**EXERCISE DIRECTIONS**
Write out the data word for word and drop any picture you find.

Data records for software interfaces:
--- START ---

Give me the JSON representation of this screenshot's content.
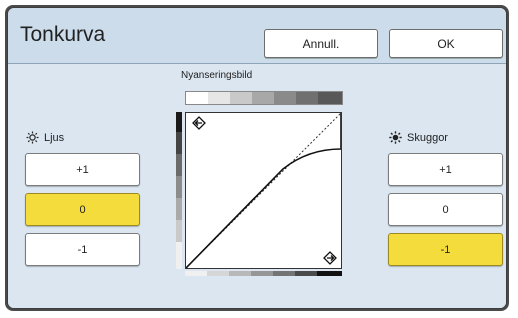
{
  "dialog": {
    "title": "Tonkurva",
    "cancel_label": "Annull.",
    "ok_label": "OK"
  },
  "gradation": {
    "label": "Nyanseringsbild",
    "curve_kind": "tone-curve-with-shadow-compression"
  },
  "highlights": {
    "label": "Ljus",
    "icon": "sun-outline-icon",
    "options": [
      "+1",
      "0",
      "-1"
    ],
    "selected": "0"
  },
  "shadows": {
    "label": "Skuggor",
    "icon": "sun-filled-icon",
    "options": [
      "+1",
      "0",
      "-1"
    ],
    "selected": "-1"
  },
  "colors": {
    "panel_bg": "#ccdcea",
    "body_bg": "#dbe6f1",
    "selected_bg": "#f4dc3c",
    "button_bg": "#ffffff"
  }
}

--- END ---

**ANSWER BOX**
Give me the JSON representation of this screenshot's content.
{
  "dialog": {
    "title": "Tonkurva",
    "cancel_label": "Annull.",
    "ok_label": "OK"
  },
  "gradation": {
    "label": "Nyanseringsbild",
    "curve_kind": "tone-curve-with-shadow-compression"
  },
  "highlights": {
    "label": "Ljus",
    "icon": "sun-outline-icon",
    "options": [
      "+1",
      "0",
      "-1"
    ],
    "selected": "0"
  },
  "shadows": {
    "label": "Skuggor",
    "icon": "sun-filled-icon",
    "options": [
      "+1",
      "0",
      "-1"
    ],
    "selected": "-1"
  },
  "colors": {
    "panel_bg": "#ccdcea",
    "body_bg": "#dbe6f1",
    "selected_bg": "#f4dc3c",
    "button_bg": "#ffffff"
  }
}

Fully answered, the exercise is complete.